"If you toss enough people in, the convergence of all the variables says that someone will come out of it at the end successful," says Stephen Spinelli, vice-provost for entrepreneurship at Babson in the US, one of a growing number of business schools on both sides of the Atlantic with a strong record in entrepreneurship. "But we can expose people both to the processes and the skills that are manifestly part of that behaviour."
Along with developing (and taking apart) the business plan, a key element of any good entrepreneurial MBA programme is getting people confident at the business pitch, argues Saïd's Reid. "Nowadays so much presentation is performance. There is an enormous amount of presentation - to potential investors, bank managers and so on; all the people you need to help you to make it work," she says.
For the past three years Saïd students have taken part in an Idea Idol competition, modelled on TV's Pop Idol. Last year's competition saw 80 entries whittled down to eight finalists (see below).
Babson, similarly, drills its students in a three-minute "rocket pitch", an extension of the traditional "elevator pitch" so beloved of careers counsellors. "You have to test the hook very quickly; you have to be incredibly succinct. And we get them to go through the thought process fairly frequently," says Spinelli.
The popularity of TV's Dragons' Den has had a major impact in the UK. At Henley Management College, students do a one-minute pitch to a panel that includes TV dragons Duncan Bannatyne and Peter Jones.
At London's Cass Business School, students form teams and pitch business plans to venture capitalists. Similarly, London Business School runs an entrepreneurial summer school where students make presentations to real potential investors.
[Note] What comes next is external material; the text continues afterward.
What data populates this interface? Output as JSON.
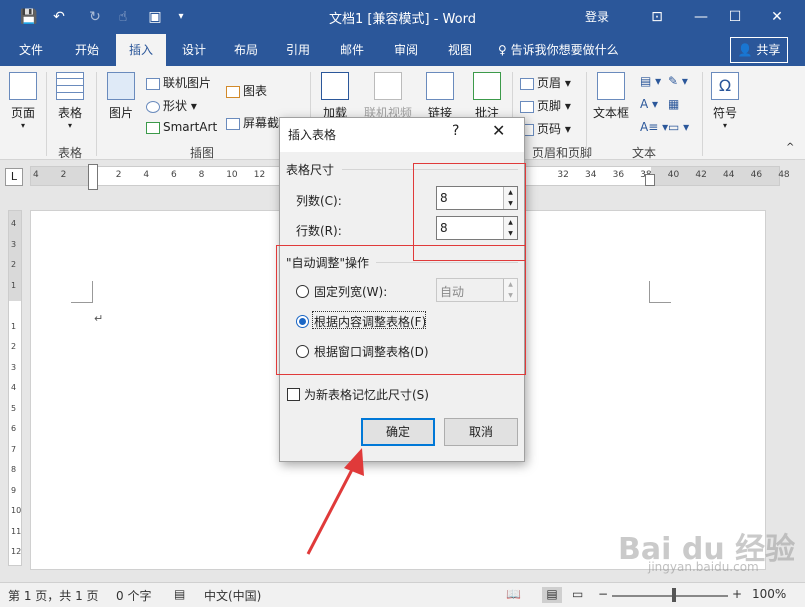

The big corporates who sponsor so many students are, perhaps surprisingly, right behind this focus on entrepreneurialism, argues Professor John Mullins, chair of the entrepreneurship faculty at LBS. The thinking is that, while they could lose people down the line, they may also get to tap into the drive and innovation that comes from someone with an entrepreneurial mindset.
Other schools approach the practicalities of learning to pitch in a literal way. Students at the International University of Monaco, for instance, have to do their two-minute pitch in an elevator.
The cramped environment adds more stress and is more memorable, explains associate dean Dr William Lightfoot. "We had a situation recently when a students was in the middle of making their pitch and a group of other students entered the elevator laughing and speaking loudly," he recalls.
"The elevator was already full and, with the extra weight, would not move. We stood there for about 30 seconds arguing over who would leave so we could be on our way. Despite this, the student stayed focused and managed to deliver his pitch flawlessly."
'It was terrifying, exhilarating but fun. I gained a lot of confidence'
Jennifer Segal, 25, was a winner of last year's Ideal Idol competition at Saïd Business School and is now in the process of launching a company making and selling designer plaster casts for adults and children.
I had to stand up in front of the panel of VCs and do my elevator pitch before a gong went off after two minutes. The panel had 10 minutes to grill me, so it was all about presentation and defence rather than just submitting an idea.
It was terrifying, exhilarating but fun. I gained a lot of confidence in my ability to present and defend my idea.
You can have a wonderful idea but you need to apply a rigorous process to it and see if it can make any money, and that's where an MBA can really help.
I won £5,000 from Idea Idol. I have put in some of my own money and have people who have expressed interest in putting in money too. I want to start it as a lifestyle business and build it from there.
A good singer may be born with raw talent but still has to be trained. It is the same kind of thing for entrepreneurs. You have to have a certain spirit, a phoenix rising from the ashes type of mentality.Reuse content